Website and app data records
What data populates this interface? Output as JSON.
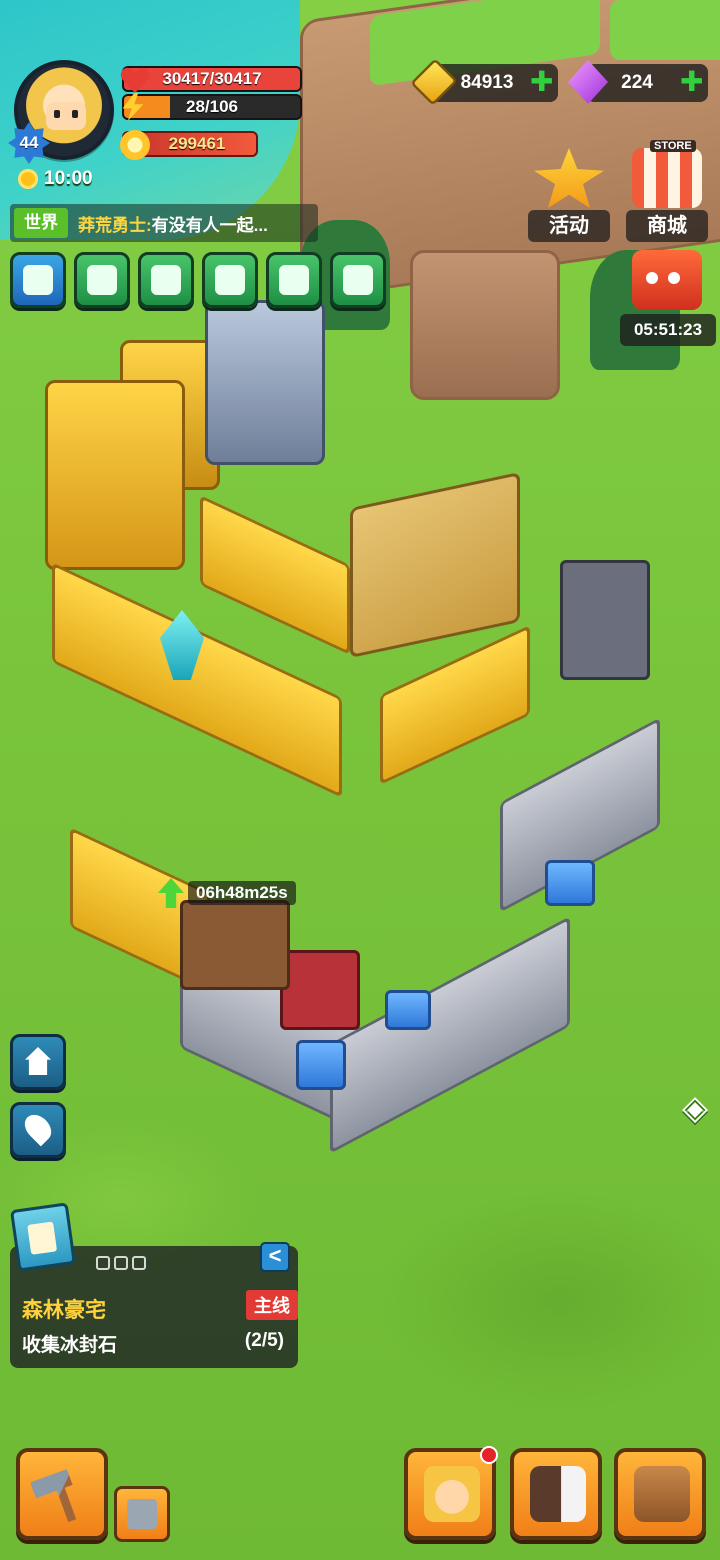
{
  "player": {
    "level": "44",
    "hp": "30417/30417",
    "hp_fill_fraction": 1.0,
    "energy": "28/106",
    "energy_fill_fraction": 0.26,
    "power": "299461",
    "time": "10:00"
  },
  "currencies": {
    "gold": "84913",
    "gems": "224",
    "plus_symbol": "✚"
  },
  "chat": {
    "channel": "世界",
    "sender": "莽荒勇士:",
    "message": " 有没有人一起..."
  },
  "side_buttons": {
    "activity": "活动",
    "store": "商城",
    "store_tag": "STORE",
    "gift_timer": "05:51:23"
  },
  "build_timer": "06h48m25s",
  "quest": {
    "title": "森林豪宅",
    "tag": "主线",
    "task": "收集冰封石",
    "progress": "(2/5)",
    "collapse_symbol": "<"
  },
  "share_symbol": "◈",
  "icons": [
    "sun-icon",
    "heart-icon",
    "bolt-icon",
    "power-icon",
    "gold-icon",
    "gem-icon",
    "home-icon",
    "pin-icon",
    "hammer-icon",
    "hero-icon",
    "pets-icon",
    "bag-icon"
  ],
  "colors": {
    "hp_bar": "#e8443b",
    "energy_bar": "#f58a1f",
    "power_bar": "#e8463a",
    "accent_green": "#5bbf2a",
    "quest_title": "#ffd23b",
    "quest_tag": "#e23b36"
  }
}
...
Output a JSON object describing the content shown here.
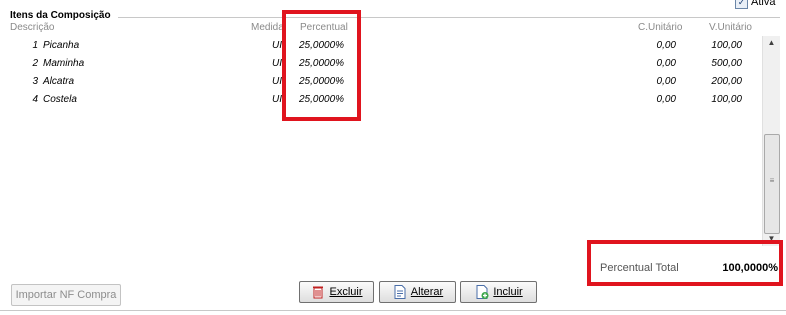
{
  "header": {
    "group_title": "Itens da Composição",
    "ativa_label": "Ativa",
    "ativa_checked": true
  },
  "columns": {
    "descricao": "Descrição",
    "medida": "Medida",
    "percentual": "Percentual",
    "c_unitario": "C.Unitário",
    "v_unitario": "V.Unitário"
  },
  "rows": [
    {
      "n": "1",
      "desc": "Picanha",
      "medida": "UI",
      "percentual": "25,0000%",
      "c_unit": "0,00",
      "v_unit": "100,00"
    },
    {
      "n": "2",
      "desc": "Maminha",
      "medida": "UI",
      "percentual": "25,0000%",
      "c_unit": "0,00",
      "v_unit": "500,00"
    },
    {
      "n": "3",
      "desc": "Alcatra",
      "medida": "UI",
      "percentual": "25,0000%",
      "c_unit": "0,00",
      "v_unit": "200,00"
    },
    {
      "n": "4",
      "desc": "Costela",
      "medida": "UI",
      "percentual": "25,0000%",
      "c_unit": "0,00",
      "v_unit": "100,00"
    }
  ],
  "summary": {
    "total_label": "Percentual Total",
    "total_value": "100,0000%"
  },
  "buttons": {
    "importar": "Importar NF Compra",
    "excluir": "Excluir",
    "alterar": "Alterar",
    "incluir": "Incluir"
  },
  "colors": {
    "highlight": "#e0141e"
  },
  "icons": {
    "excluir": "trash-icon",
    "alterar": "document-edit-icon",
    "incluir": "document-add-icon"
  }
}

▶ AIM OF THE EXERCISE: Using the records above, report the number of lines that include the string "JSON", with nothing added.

▶ ANSWER TO THIS TASK: 2